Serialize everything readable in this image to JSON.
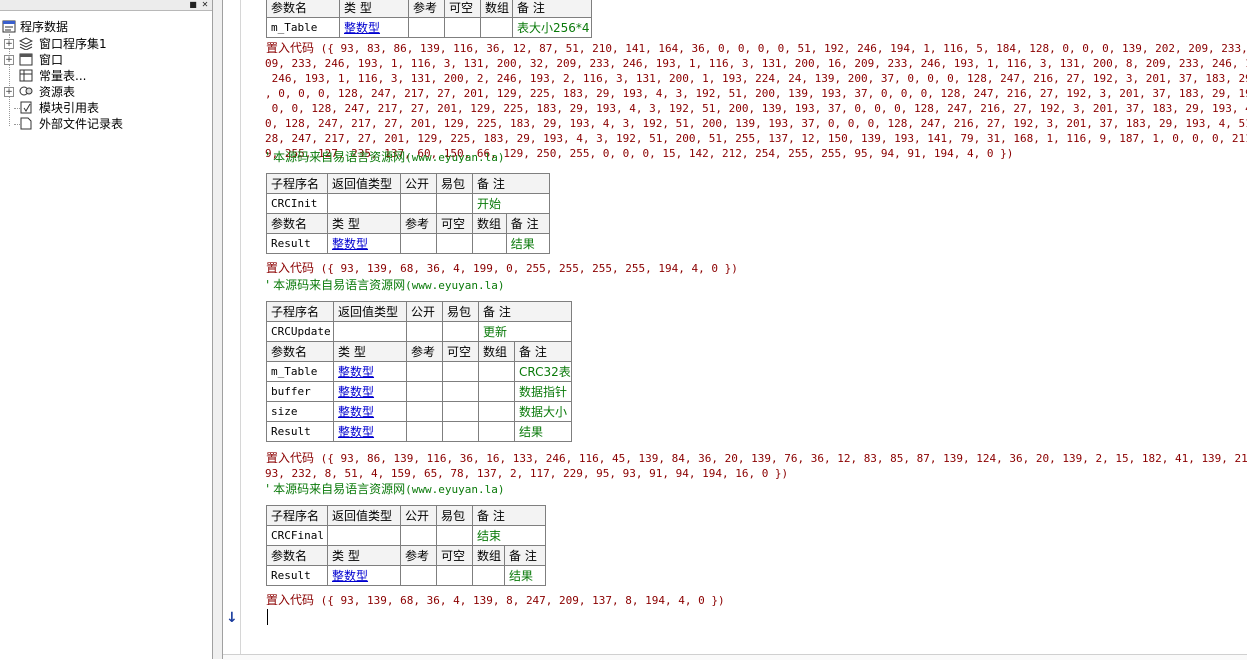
{
  "tree": {
    "root": "程序数据",
    "items": [
      {
        "label": "窗口程序集1"
      },
      {
        "label": "窗口"
      },
      {
        "label": "常量表..."
      },
      {
        "label": "资源表"
      },
      {
        "label": "模块引用表"
      },
      {
        "label": "外部文件记录表"
      }
    ],
    "topbar": {
      "pin": "■",
      "close": "✕"
    }
  },
  "headers": {
    "sub": "子程序名",
    "ret": "返回值类型",
    "pub": "公开",
    "easy": "易包",
    "note": "备 注",
    "param": "参数名",
    "type": "类 型",
    "ref": "参考",
    "nullable": "可空",
    "array": "数组"
  },
  "top_table": {
    "param": "m_Table",
    "type": "整数型",
    "note": "表大小256*4"
  },
  "block1": {
    "kw": "置入代码",
    "lines": [
      " ({ 93, 83, 86, 139, 116, 36, 12, 87, 51, 210, 141, 164, 36, 0, 0, 0, 0, 51, 192, 246, 194, 1, 116, 5, 184, 128, 0, 0, 0, 139, 202, 209, 233, 246, 193, 1, 116,",
      "09, 233, 246, 193, 1, 116, 3, 131, 200, 32, 209, 233, 246, 193, 1, 116, 3, 131, 200, 16, 209, 233, 246, 193, 1, 116, 3, 131, 200, 8, 209, 233, 246, 193, 1, 116, 3,",
      " 246, 193, 1, 116, 3, 131, 200, 2, 246, 193, 2, 116, 3, 131, 200, 1, 193, 224, 24, 139, 200, 37, 0, 0, 0, 128, 247, 216, 27, 192, 3, 201, 37, 183, 29, 193, 4, 51,",
      ", 0, 0, 0, 128, 247, 217, 27, 201, 129, 225, 183, 29, 193, 4, 3, 192, 51, 200, 139, 193, 37, 0, 0, 0, 128, 247, 216, 27, 192, 3, 201, 37, 183, 29, 193, 4, 51, 193,",
      " 0, 0, 128, 247, 217, 27, 201, 129, 225, 183, 29, 193, 4, 3, 192, 51, 200, 139, 193, 37, 0, 0, 0, 128, 247, 216, 27, 192, 3, 201, 37, 183, 29, 193, 4, 51, 193, 139,",
      "0, 128, 247, 217, 27, 201, 129, 225, 183, 29, 193, 4, 3, 192, 51, 200, 139, 193, 37, 0, 0, 0, 128, 247, 216, 27, 192, 3, 201, 37, 183, 29, 193, 4, 51, 193, 139, 200,",
      "28, 247, 217, 27, 201, 129, 225, 183, 29, 193, 4, 3, 192, 51, 200, 51, 255, 137, 12, 150, 139, 193, 141, 79, 31, 168, 1, 116, 9, 187, 1, 0, 0, 0, 211, 227, 11, 251,",
      "9, 255, 127, 235, 137, 60, 150, 66, 129, 250, 255, 0, 0, 0, 15, 142, 212, 254, 255, 255, 95, 94, 91, 194, 4, 0 })"
    ]
  },
  "comment": {
    "text": "' 本源码来自易语言资源网",
    "url": "(www.eyuyan.la)"
  },
  "crc_init": {
    "name": "CRCInit",
    "note": "开始",
    "params": [
      {
        "name": "Result",
        "type": "整数型",
        "note": "结果"
      }
    ],
    "code": " ({ 93, 139, 68, 36, 4, 199, 0, 255, 255, 255, 255, 194, 4, 0 })"
  },
  "crc_update": {
    "name": "CRCUpdate",
    "note": "更新",
    "params": [
      {
        "name": "m_Table",
        "type": "整数型",
        "note": "CRC32表"
      },
      {
        "name": "buffer",
        "type": "整数型",
        "note": "数据指针"
      },
      {
        "name": "size",
        "type": "整数型",
        "note": "数据大小"
      },
      {
        "name": "Result",
        "type": "整数型",
        "note": "结果"
      }
    ],
    "code_lines": [
      " ({ 93, 86, 139, 116, 36, 16, 133, 246, 116, 45, 139, 84, 36, 20, 139, 76, 36, 12, 83, 85, 87, 139, 124, 36, 20, 139, 2, 15, 182, 41, 139, 216, 129, 227, 255,",
      "93, 232, 8, 51, 4, 159, 65, 78, 137, 2, 117, 229, 95, 93, 91, 94, 194, 16, 0 })"
    ]
  },
  "crc_final": {
    "name": "CRCFinal",
    "note": "结束",
    "params": [
      {
        "name": "Result",
        "type": "整数型",
        "note": "结果"
      }
    ],
    "code": " ({ 93, 139, 68, 36, 4, 139, 8, 247, 209, 137, 8, 194, 4, 0 })"
  }
}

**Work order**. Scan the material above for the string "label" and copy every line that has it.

**Exercise result**.
        "label": "窗口程序集1"
        "label": "窗口"
        "label": "常量表..."
        "label": "资源表"
        "label": "模块引用表"
        "label": "外部文件记录表"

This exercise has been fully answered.